PACIFIC COUNTY — For the first time ever, Baird’s sandpipers have been reported on the Willapa National Wildlife Refuge and elsewhere on the Long Beach Peninsula. eBird, the bird-sighting database housed at Cornell University’s Ornithological Lab, reveals that a few of these sandpipers were sighted here between Aug. 2 and Aug. 7. More specifically, Baird’s have been seen at Cape D, Benson Beach, the Seaview approach and at the refuge’s Leadbetter Point.
The Baird’s sandpiper is an uncommon migrant in Pacific County and as such is designated as a species that is usually seen annually, but is hard to find.
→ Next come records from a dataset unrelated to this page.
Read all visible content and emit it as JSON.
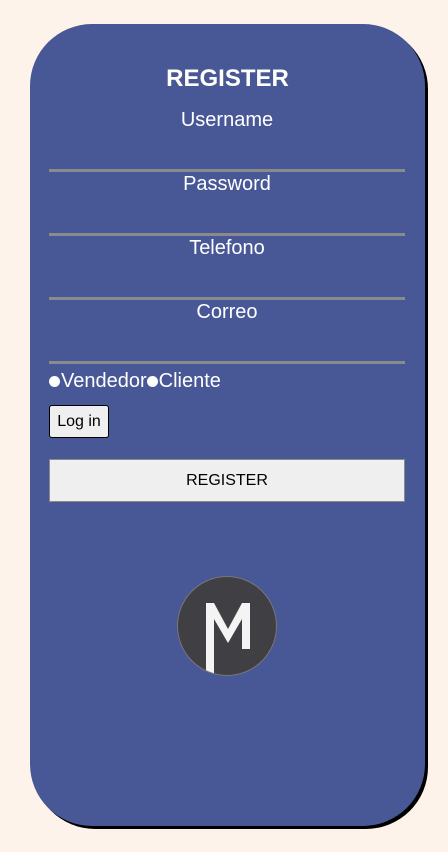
{
  "form": {
    "title": "REGISTER",
    "fields": [
      {
        "label": "Username"
      },
      {
        "label": "Password"
      },
      {
        "label": "Telefono"
      },
      {
        "label": "Correo"
      }
    ],
    "radio_options": [
      "Vendedor",
      "Cliente"
    ],
    "login_label": "Log in",
    "register_label": "REGISTER"
  },
  "icons": {
    "logo": "m-logo-icon",
    "radio": "radio-dot-icon"
  },
  "colors": {
    "page_background": "#fdf3ea",
    "card": "#485796",
    "divider": "#8a8a8a",
    "button": "#efefef",
    "logo_background": "#404044"
  }
}
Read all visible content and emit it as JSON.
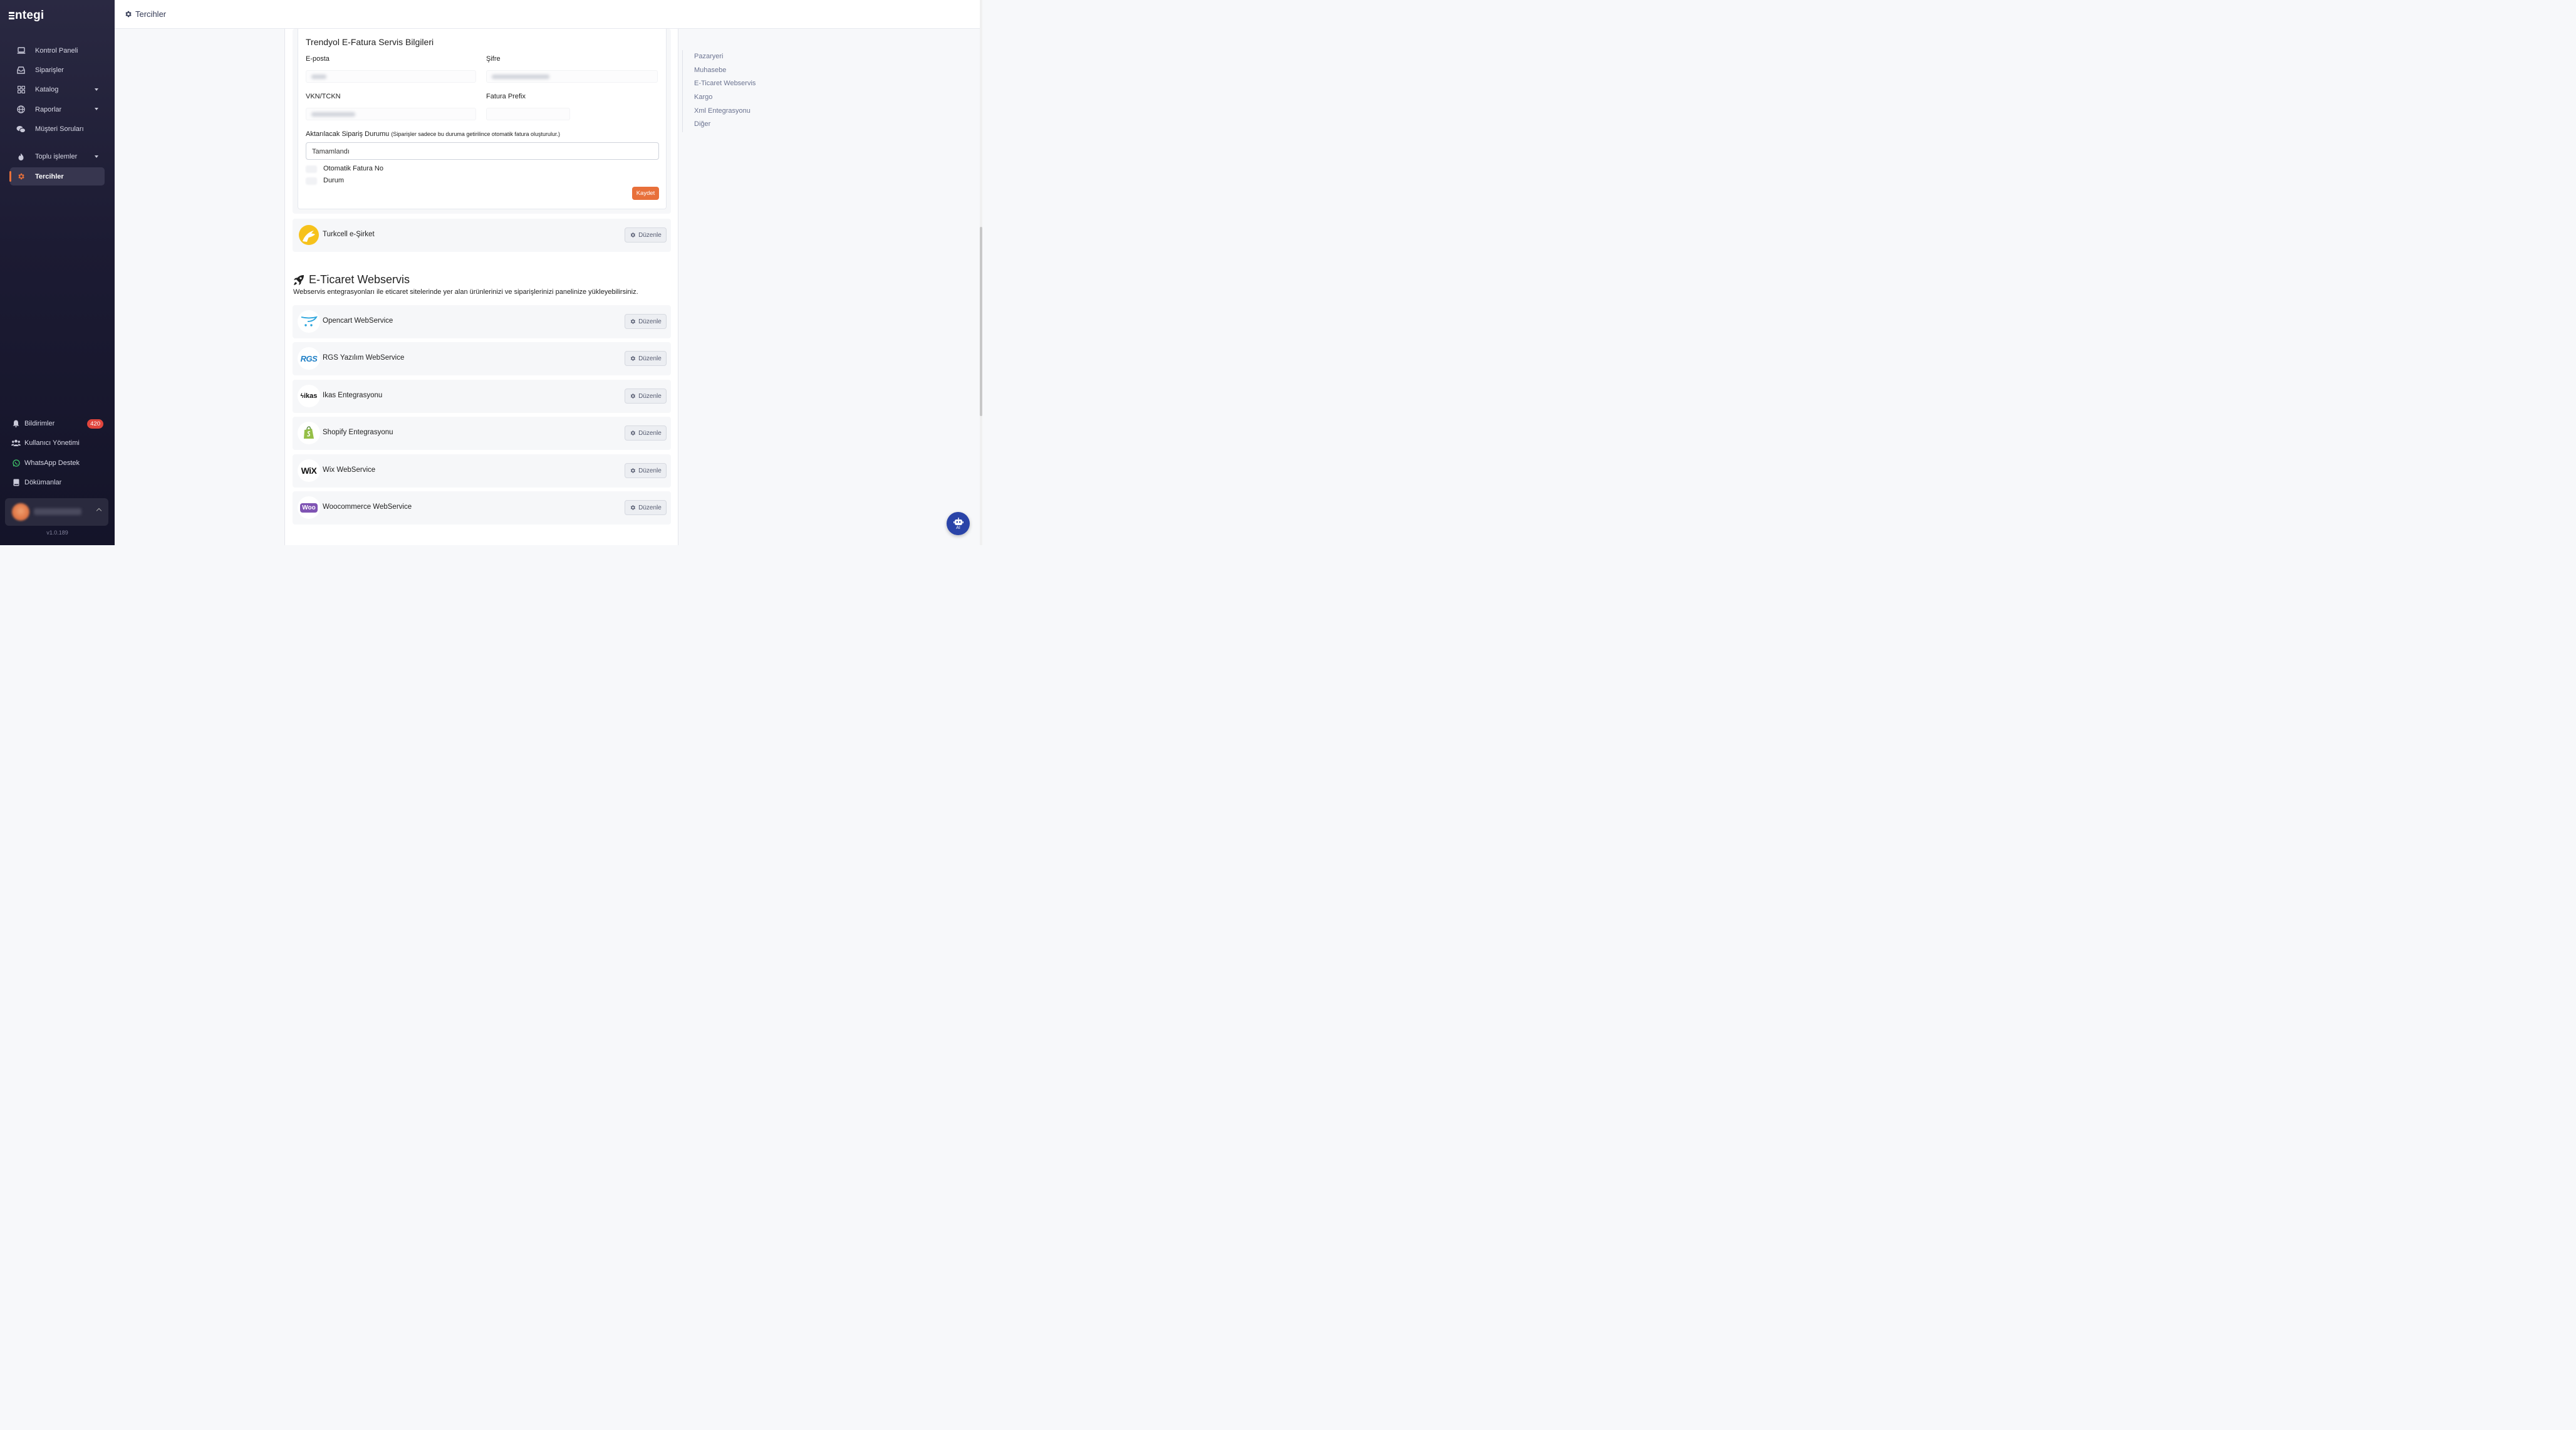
{
  "app": {
    "logo_text": "ntegi"
  },
  "sidebar": {
    "items": [
      {
        "label": "Kontrol Paneli",
        "icon": "laptop-icon"
      },
      {
        "label": "Siparişler",
        "icon": "inbox-icon"
      },
      {
        "label": "Katalog",
        "icon": "grid-icon",
        "has_caret": true
      },
      {
        "label": "Raporlar",
        "icon": "globe-icon",
        "has_caret": true
      },
      {
        "label": "Müşteri Soruları",
        "icon": "chat-icon"
      },
      {
        "label": "Toplu işlemler",
        "icon": "fire-icon",
        "has_caret": true
      },
      {
        "label": "Tercihler",
        "icon": "gear-icon",
        "active": true
      }
    ],
    "bottom": [
      {
        "label": "Bildirimler",
        "icon": "bell-icon",
        "badge": "420"
      },
      {
        "label": "Kullanıcı Yönetimi",
        "icon": "users-icon"
      },
      {
        "label": "WhatsApp Destek",
        "icon": "whatsapp-icon"
      },
      {
        "label": "Dökümanlar",
        "icon": "book-icon"
      }
    ],
    "version": "v1.0.189",
    "accent": "#e8703a"
  },
  "header": {
    "title": "Tercihler"
  },
  "efatura": {
    "title": "Trendyol E-Fatura Servis Bilgileri",
    "email_label": "E-posta",
    "password_label": "Şifre",
    "vkn_label": "VKN/TCKN",
    "prefix_label": "Fatura Prefix",
    "status_label": "Aktarılacak Sipariş Durumu",
    "status_note": "(Siparişler sadece bu duruma getirilince otomatik fatura oluşturulur.)",
    "status_value": "Tamamlandı",
    "auto_invoice_label": "Otomatik Fatura No",
    "state_label": "Durum",
    "save_label": "Kaydet"
  },
  "turkcell": {
    "name": "Turkcell e-Şirket",
    "edit_label": "Düzenle"
  },
  "webservice": {
    "title": "E-Ticaret Webservis",
    "description": "Webservis entegrasyonları ile eticaret sitelerinde yer alan ürünlerinizi ve siparişlerinizi panelinize yükleyebilirsiniz.",
    "items": [
      {
        "name": "Opencart WebService",
        "logo": "opencart-logo",
        "edit_label": "Düzenle"
      },
      {
        "name": "RGS Yazılım WebService",
        "logo": "rgs-logo",
        "logo_text": "RGS",
        "edit_label": "Düzenle"
      },
      {
        "name": "Ikas Entegrasyonu",
        "logo": "ikas-logo",
        "logo_text": "ikas",
        "edit_label": "Düzenle"
      },
      {
        "name": "Shopify Entegrasyonu",
        "logo": "shopify-logo",
        "edit_label": "Düzenle"
      },
      {
        "name": "Wix WebService",
        "logo": "wix-logo",
        "logo_text": "WiX",
        "edit_label": "Düzenle"
      },
      {
        "name": "Woocommerce WebService",
        "logo": "woo-logo",
        "logo_text": "Woo",
        "edit_label": "Düzenle"
      }
    ]
  },
  "toc": [
    "Pazaryeri",
    "Muhasebe",
    "E-Ticaret Webservis",
    "Kargo",
    "Xml Entegrasyonu",
    "Diğer"
  ],
  "ai_button": {
    "label": "AI"
  }
}
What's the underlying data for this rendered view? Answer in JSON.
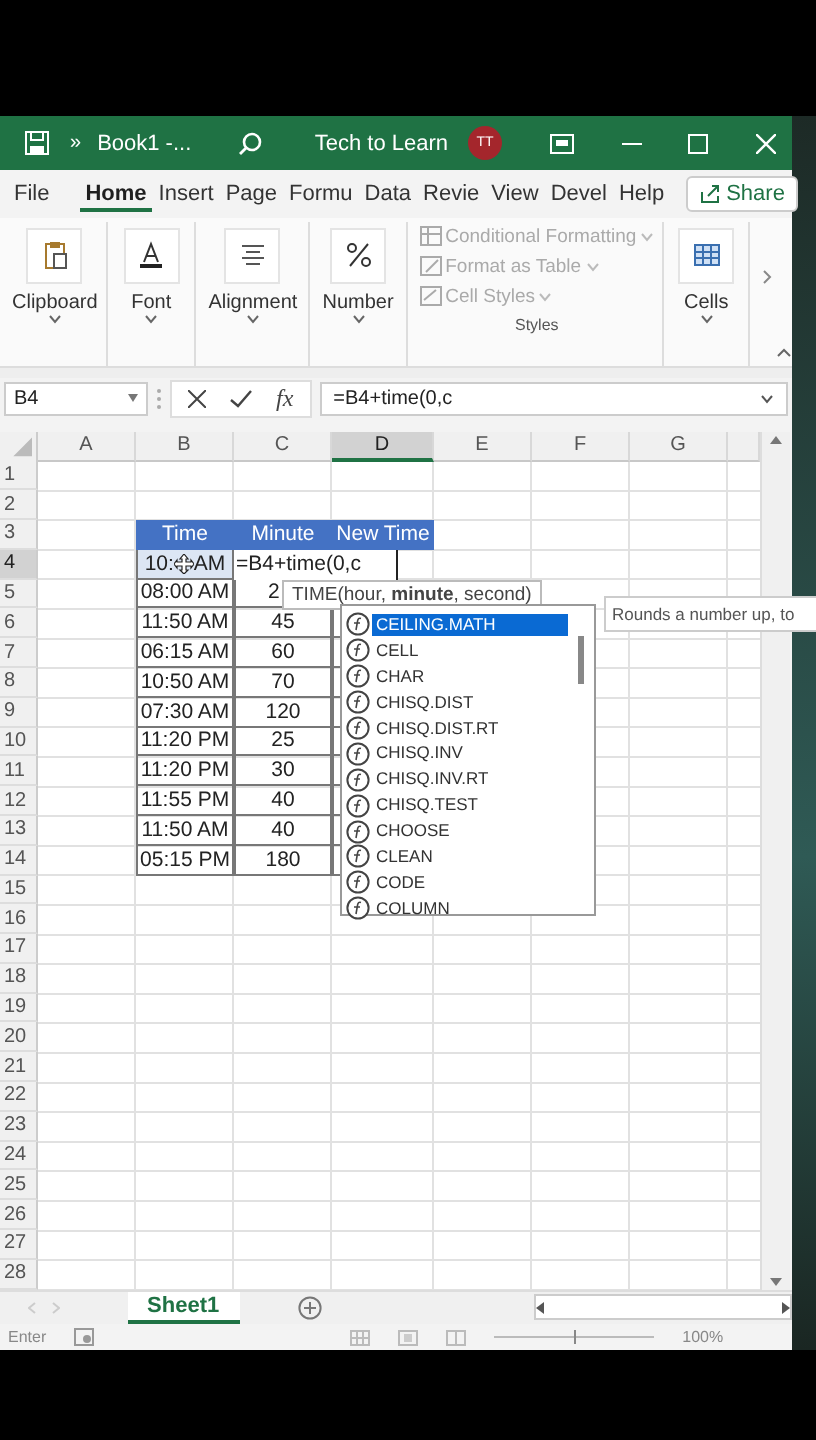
{
  "title_bar": {
    "overflow": "»",
    "title": "Book1 -...",
    "account": "Tech to Learn",
    "avatar": "TT"
  },
  "ribbon_tabs": [
    {
      "label": "File",
      "selected": false
    },
    {
      "label": "Home",
      "selected": true
    },
    {
      "label": "Insert",
      "selected": false
    },
    {
      "label": "Page",
      "selected": false
    },
    {
      "label": "Formu",
      "selected": false
    },
    {
      "label": "Data",
      "selected": false
    },
    {
      "label": "Revie",
      "selected": false
    },
    {
      "label": "View",
      "selected": false
    },
    {
      "label": "Devel",
      "selected": false
    },
    {
      "label": "Help",
      "selected": false
    }
  ],
  "share": "Share",
  "ribbon_groups": [
    {
      "kind": "button",
      "label": "Clipboard"
    },
    {
      "kind": "button",
      "label": "Font"
    },
    {
      "kind": "button",
      "label": "Alignment"
    },
    {
      "kind": "button",
      "label": "Number"
    },
    {
      "kind": "styles",
      "label": "Styles",
      "items": [
        {
          "label": "Conditional Formatting",
          "disabled": true
        },
        {
          "label": "Format as Table",
          "disabled": true
        },
        {
          "label": "Cell Styles",
          "disabled": true
        }
      ]
    },
    {
      "kind": "button",
      "label": "Cells"
    }
  ],
  "formula_bar": {
    "name_box": "B4",
    "fx": "fx",
    "formula": "=B4+time(0,c"
  },
  "columns": [
    {
      "label": "A",
      "selected": false
    },
    {
      "label": "B",
      "selected": false
    },
    {
      "label": "C",
      "selected": false
    },
    {
      "label": "D",
      "selected": true
    },
    {
      "label": "E",
      "selected": false
    },
    {
      "label": "F",
      "selected": false
    },
    {
      "label": "G",
      "selected": false
    }
  ],
  "row_headers": [
    {
      "label": "1",
      "selected": false
    },
    {
      "label": "2",
      "selected": false
    },
    {
      "label": "3",
      "selected": false
    },
    {
      "label": "4",
      "selected": true
    },
    {
      "label": "5",
      "selected": false
    },
    {
      "label": "6",
      "selected": false
    },
    {
      "label": "7",
      "selected": false
    },
    {
      "label": "8",
      "selected": false
    },
    {
      "label": "9",
      "selected": false
    },
    {
      "label": "10",
      "selected": false
    },
    {
      "label": "11",
      "selected": false
    },
    {
      "label": "12",
      "selected": false
    },
    {
      "label": "13",
      "selected": false
    },
    {
      "label": "14",
      "selected": false
    },
    {
      "label": "15",
      "selected": false
    },
    {
      "label": "16",
      "selected": false
    },
    {
      "label": "17",
      "selected": false
    },
    {
      "label": "18",
      "selected": false
    },
    {
      "label": "19",
      "selected": false
    },
    {
      "label": "20",
      "selected": false
    },
    {
      "label": "21",
      "selected": false
    },
    {
      "label": "22",
      "selected": false
    },
    {
      "label": "23",
      "selected": false
    },
    {
      "label": "24",
      "selected": false
    },
    {
      "label": "25",
      "selected": false
    },
    {
      "label": "26",
      "selected": false
    },
    {
      "label": "27",
      "selected": false
    },
    {
      "label": "28",
      "selected": false
    }
  ],
  "table": {
    "headers": [
      "Time",
      "Minute",
      "New Time"
    ],
    "editing_row": {
      "time_parts": [
        "10:",
        "AM"
      ],
      "entry": "=B4+time(0,c"
    },
    "rows": [
      [
        "08:00 AM",
        "2"
      ],
      [
        "11:50 AM",
        "45"
      ],
      [
        "06:15 AM",
        "60"
      ],
      [
        "10:50 AM",
        "70"
      ],
      [
        "07:30 AM",
        "120"
      ],
      [
        "11:20 PM",
        "25"
      ],
      [
        "11:20 PM",
        "30"
      ],
      [
        "11:55 PM",
        "40"
      ],
      [
        "11:50 AM",
        "40"
      ],
      [
        "05:15 PM",
        "180"
      ]
    ]
  },
  "function_tip": "TIME(hour, **minute**, second)",
  "autocomplete": {
    "items": [
      {
        "label": "CEILING.MATH",
        "selected": true
      },
      {
        "label": "CELL",
        "selected": false
      },
      {
        "label": "CHAR",
        "selected": false
      },
      {
        "label": "CHISQ.DIST",
        "selected": false
      },
      {
        "label": "CHISQ.DIST.RT",
        "selected": false
      },
      {
        "label": "CHISQ.INV",
        "selected": false
      },
      {
        "label": "CHISQ.INV.RT",
        "selected": false
      },
      {
        "label": "CHISQ.TEST",
        "selected": false
      },
      {
        "label": "CHOOSE",
        "selected": false
      },
      {
        "label": "CLEAN",
        "selected": false
      },
      {
        "label": "CODE",
        "selected": false
      },
      {
        "label": "COLUMN",
        "selected": false
      }
    ],
    "description": "Rounds a number up, to"
  },
  "sheet_tabs": [
    {
      "label": "Sheet1",
      "selected": true
    }
  ],
  "status_bar": {
    "mode": "Enter",
    "zoom": "100%",
    "zoom_slider": {
      "level": 0.5
    }
  }
}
Its breeding grounds are located in the tundra of the high Arctic, and the staging grounds for their southern migration to their wintering area in South America are in southern Canada and the northern U.S. In total, some of these sandpipers travel over 9,000 miles round trip with Tierra del Fuego being the furthest destination southward.
In all plumages, Baird’s sandpipers have relatively short legs and extra long wings that extend beyond the tail tip, which is double-notched, giving it a tapered-looking appearance. It has a short all-black bill and black legs, which are diagnostic of the species compared to similar shorebirds. Juveniles are the most likely Baird’s to be seen at this time of year in our area as opposed to adult birds. They have a neat scaly pattern on the upper-side and a buffy breast band. Overall, they appear to be brownish in color.
Unlike many other similar species of shorebirds, the Baird’s sandpiper tends to forage on the drier upper areas of beaches, and often feeds in grassy areas such as sand dunes. It is rarely seen on mudflats or in water. In addition, it is often seen with the buff-breasted sandpiper (See the Observer, Aug. 9, 2017). Generally speaking, Baird’s are usually seen in small flocks. A flock of four was the largest seen at one time so far this year.
Now that it has been observed in our area, it will be added to the Willapa National Wildlife Refuge’s Checklist of Birds. Shorebird migration continues to show increases not only in the number of individuals seen, but also in the number of species observed. This seems to be a good year for rarities. Have you been out on the beach to have a look yet?